We really need to know this for ourselves right now: the good news won’t be hindered by any of the terrible things humans do to one another or the structures of evil that injure the children of God.

We’re in a liminal space like Paul’s, struggling for justice and peace, wondering what the future will bring, overwhelmed by hearing about more gun violence and continued loss and wars and the everyday anxiety and depression of trying to explain all of this to our children, grandchildren—and ourselves. Paul is really an example for us; he was under house arrest and caught in the middle of religious wars and the control of a pagan empire and yet continued to live with hope and grace, sharing with all that Jesus Christ is Lord and the kingdom of God is among us.

In our women’s Bible study, we read from Willie James Jennings’ Acts commentary. His insights brought new life to Acts for us, especially how the Book of Acts continues to have relevance to our faith today. His postscript is worth quoting in full, but I’ll just quote a few lines. Jennings wrote about a few of the insights he himself learned in writing the commentary: that he came to sympathize and understand the diaspora (or scattered) Jewish people, who were just trying to survive in hostile and foreign lands; that the Spirit of God is directing, speaking, and guiding people in ways that they aren’t expecting—or at times even wanting; and finally, that the Spirit is calling us into something new. Jennings writes,

“I see with much greater urgency the need for imagining and enacting forms of life together that transgress the boundaries we all know so well—racial, ethnic, economic, social, gendered, and nationalist. Acts clarifies for me the depth of change necessary for enacting the life of the common in the Spirit. … If Acts announces a new beginning with God, then I am convinced that we have not fully entered into that newness. That newness requires a new space in which to take hold of our freedom in the Spirit.”

What does this look like in our own moment? Join me in pondering this together.

For my own life, I’m pondering how to be more intentional in my welcome to those who are not in the majority in our churches—older adults who are divorced, widowed, or never married; LGBTQ Christians; people who are neuroatypical or who have intellectual disabilities or differences; individuals and couples who do not have children. I wonder how to better enact life together for those who have been on the margins of our churches.

I was brought some of these insights from people’s experiences I recently heard. I was a part of a continuing education seminar last week at University of Aberdeen in Scotland. I heard presentations from many of my fellow doctoral colleagues about disability and theology and rethinking how welcoming we are in churches and the way we talk about faith with those with mild, moderate, and severe intellectual differences. I was very moved to hear one pastor’s presentation about investigating how preaching could better address our parishioners who are neuroatypical or have intellectual disabilities. Another presentation was about experiences of anxiety and prayer for those with autism. I was moved to hear about how the Holy Spirit is at work in some ways I had not previously thought about.
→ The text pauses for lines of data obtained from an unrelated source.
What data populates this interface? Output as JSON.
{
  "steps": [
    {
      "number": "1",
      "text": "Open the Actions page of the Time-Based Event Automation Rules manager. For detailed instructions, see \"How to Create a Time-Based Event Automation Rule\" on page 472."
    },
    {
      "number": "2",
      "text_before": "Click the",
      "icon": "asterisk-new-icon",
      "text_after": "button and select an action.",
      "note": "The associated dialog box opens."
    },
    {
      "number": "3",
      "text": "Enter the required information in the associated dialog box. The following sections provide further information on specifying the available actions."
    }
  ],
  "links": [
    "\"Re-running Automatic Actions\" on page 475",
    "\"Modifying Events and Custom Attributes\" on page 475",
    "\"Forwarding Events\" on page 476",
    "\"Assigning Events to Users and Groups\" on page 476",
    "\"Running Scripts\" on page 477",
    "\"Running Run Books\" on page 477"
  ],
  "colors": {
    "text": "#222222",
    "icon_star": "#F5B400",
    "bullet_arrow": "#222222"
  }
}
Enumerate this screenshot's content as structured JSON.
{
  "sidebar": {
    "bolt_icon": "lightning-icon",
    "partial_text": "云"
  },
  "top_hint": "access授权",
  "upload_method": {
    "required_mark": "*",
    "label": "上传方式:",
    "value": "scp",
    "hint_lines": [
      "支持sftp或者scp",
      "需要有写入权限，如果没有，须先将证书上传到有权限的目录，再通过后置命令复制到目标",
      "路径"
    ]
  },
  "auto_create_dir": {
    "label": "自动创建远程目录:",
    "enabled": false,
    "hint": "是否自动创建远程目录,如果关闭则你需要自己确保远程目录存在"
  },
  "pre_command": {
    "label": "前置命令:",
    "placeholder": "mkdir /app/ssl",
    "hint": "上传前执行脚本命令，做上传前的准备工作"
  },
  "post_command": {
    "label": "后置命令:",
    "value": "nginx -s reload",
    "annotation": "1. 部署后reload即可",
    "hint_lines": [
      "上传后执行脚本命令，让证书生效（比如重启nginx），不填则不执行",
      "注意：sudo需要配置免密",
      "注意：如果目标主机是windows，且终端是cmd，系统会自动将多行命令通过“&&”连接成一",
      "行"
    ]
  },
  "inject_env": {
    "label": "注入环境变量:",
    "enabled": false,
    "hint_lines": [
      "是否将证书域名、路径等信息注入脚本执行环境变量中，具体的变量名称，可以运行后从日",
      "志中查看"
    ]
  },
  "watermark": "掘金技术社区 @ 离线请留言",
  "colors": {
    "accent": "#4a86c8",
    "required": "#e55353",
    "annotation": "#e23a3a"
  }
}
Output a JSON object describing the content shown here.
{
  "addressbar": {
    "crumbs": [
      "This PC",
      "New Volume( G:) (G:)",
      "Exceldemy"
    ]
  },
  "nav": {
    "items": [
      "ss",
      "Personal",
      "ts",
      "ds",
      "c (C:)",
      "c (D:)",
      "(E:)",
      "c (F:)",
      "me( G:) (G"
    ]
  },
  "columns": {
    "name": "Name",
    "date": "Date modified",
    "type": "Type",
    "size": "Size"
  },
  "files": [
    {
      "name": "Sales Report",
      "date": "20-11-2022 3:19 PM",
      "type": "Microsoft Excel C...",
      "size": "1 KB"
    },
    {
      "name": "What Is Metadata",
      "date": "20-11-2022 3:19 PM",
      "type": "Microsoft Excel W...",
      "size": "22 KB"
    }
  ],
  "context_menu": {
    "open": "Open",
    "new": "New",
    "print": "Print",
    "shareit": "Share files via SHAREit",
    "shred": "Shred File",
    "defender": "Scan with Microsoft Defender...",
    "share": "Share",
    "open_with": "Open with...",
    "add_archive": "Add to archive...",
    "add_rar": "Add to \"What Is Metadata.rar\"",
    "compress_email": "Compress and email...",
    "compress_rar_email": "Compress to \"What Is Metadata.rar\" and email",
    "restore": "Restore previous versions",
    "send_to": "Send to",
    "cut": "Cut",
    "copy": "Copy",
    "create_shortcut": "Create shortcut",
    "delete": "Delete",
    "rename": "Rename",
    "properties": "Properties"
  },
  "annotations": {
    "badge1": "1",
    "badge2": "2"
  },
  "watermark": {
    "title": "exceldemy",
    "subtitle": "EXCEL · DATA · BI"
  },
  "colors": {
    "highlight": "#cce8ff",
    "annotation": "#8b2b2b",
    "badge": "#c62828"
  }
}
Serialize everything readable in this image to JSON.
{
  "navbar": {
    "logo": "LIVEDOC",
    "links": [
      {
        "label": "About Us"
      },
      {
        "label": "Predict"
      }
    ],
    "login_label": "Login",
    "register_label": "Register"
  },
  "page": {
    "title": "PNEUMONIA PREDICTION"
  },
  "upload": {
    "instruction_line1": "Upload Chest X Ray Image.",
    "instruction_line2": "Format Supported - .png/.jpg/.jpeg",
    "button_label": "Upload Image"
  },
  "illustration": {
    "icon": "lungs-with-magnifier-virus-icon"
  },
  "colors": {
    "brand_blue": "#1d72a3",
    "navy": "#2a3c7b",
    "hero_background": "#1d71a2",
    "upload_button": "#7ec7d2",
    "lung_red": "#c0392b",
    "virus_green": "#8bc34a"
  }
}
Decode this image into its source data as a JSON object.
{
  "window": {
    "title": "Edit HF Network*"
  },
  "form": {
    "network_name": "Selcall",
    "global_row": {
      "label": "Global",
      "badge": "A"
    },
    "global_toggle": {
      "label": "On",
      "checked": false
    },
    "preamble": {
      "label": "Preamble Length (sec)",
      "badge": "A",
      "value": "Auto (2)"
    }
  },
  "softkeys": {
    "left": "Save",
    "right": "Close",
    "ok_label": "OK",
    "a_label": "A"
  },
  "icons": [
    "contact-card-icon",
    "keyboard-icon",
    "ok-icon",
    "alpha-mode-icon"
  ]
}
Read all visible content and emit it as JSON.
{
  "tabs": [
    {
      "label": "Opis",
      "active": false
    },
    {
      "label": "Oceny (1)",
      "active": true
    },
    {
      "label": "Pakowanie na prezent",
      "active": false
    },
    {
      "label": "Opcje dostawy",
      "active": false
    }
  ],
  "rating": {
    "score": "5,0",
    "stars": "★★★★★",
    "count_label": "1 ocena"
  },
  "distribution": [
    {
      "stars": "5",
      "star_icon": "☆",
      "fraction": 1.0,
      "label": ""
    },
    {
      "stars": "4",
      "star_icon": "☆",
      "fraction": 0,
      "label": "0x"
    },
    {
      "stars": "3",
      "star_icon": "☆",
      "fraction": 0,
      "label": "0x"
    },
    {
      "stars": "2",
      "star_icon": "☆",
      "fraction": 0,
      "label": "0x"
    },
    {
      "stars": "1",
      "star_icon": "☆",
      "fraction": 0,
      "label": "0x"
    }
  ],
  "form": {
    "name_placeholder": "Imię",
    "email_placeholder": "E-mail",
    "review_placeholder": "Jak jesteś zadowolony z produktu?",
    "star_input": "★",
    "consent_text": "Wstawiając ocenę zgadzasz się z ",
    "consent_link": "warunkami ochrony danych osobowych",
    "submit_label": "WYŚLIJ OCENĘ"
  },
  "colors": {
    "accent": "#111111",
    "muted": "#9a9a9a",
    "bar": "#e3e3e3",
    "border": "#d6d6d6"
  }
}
The Holy Spirit touched all the people at the first Pentecost and continues to move in all of us today. Come with me this Pentecost on this Christian journey of discipleship to seek how the Spirit is calling each one of us to imagine and enact the life in the Spirit, empowered to live out the transforming love of God.

The Rev. Emily Zimbrick-Rogers
Associate Rector

We are a church on a mission to know God in Jesus Christ and make Christ known to others.